A power transformer acts as a center piece in the electricity supply chain. Furthermore, it is the insulation system of these power transformers that strikes an optimum balance between life expectancy and operational cost. A typical oil-immersed transformer insulation system contains of cellulosic kraft paper and pressboard, and mineral oil for maximum protection.
Dissolved gas analysis (DGA) of insulation oil is a popular technique to monitor the overall health status of power transformers. This technique analyzes oil samples to evaluate potential or incipient faults within the transformers using some well-defined rules. It helps in providing an early warning of an impending fault and allows the transformer engineer to take suitable corrective actions. Simply put, DGA is one of the most cost-effective tools for finding thermo-chemical problems inside a transformer.
A DGA test evaluates seven prime gases in oil i.e. hydrogen, methane, ethane, ethylene, acetylene, carbon monoxide, and carbon dioxide besides nitrogen and oxygen. An individual gas or a combination of various gases can identify if there is any impending fault, the rate of fault development, reliability checks, and/or any assistance is necessary for fault correction.

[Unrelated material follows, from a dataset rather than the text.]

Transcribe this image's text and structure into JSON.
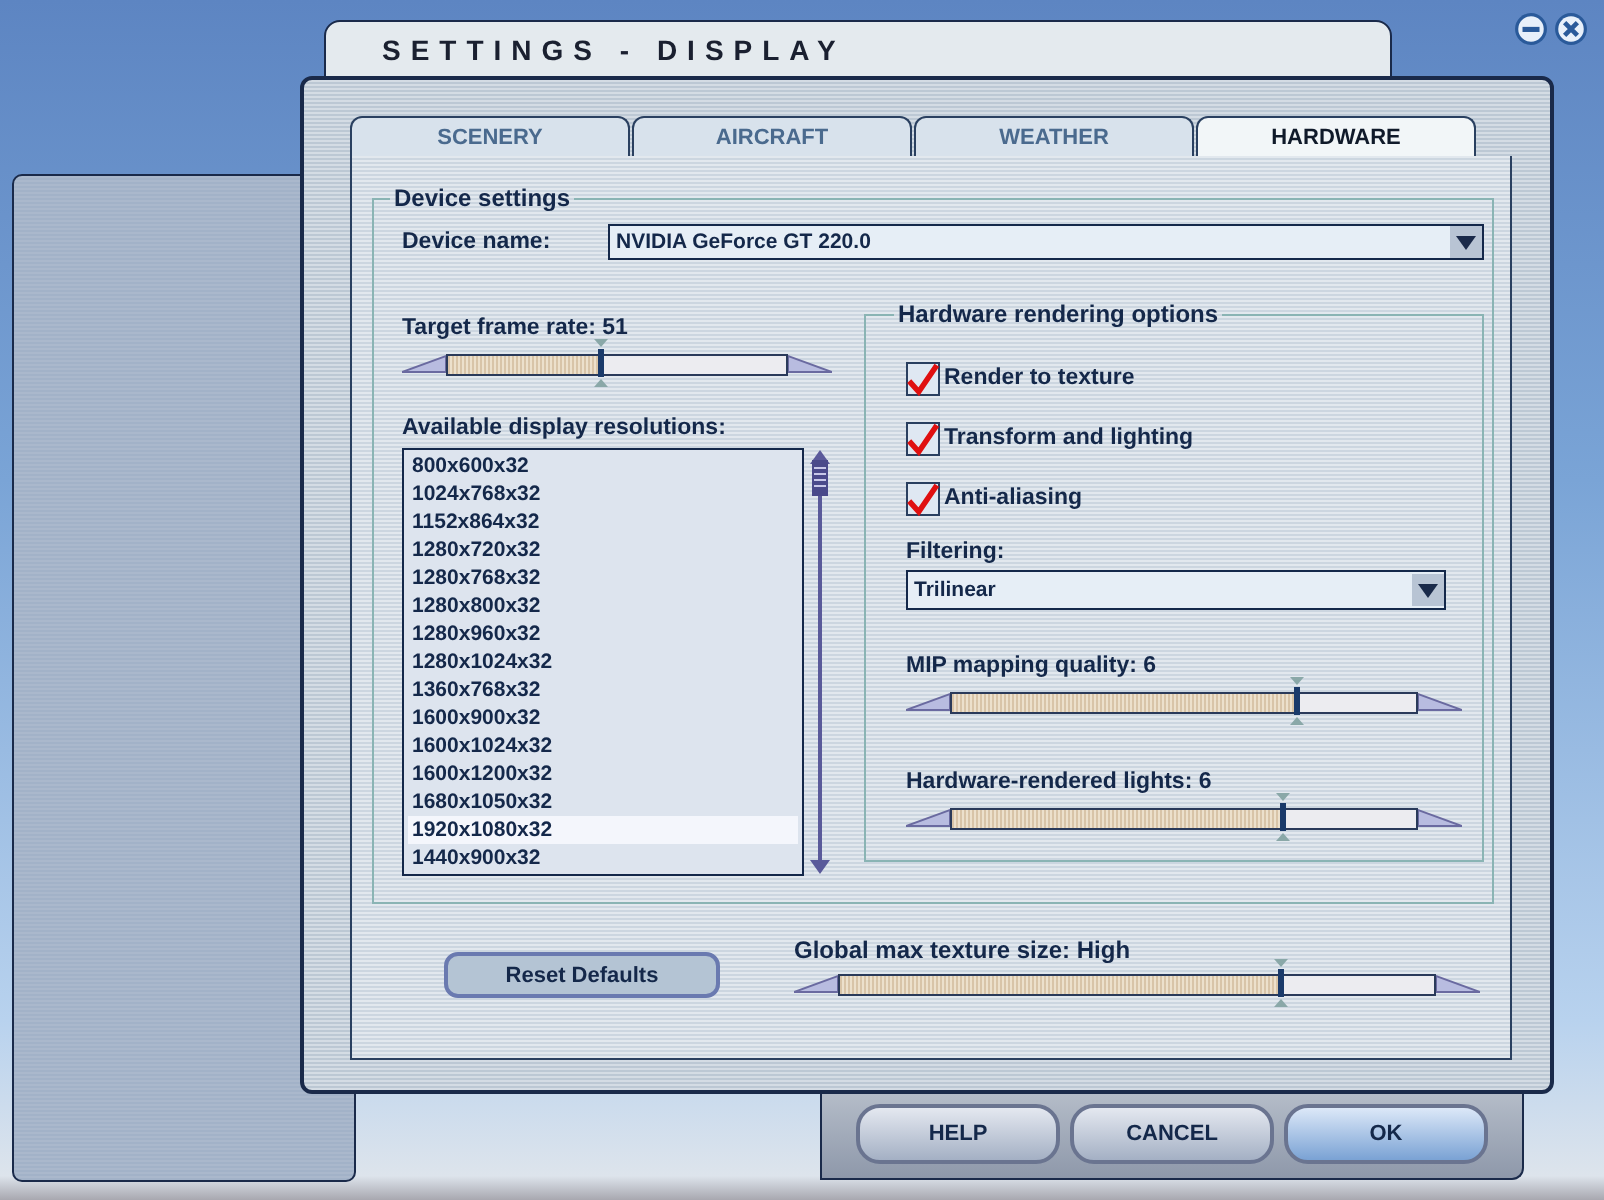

Some of the well-known methods for interpretation of DGA results are Duval’s triangle, key-gas, Dorenberg, and Roger’s ratio method. More information on such methods is given in IEC60599.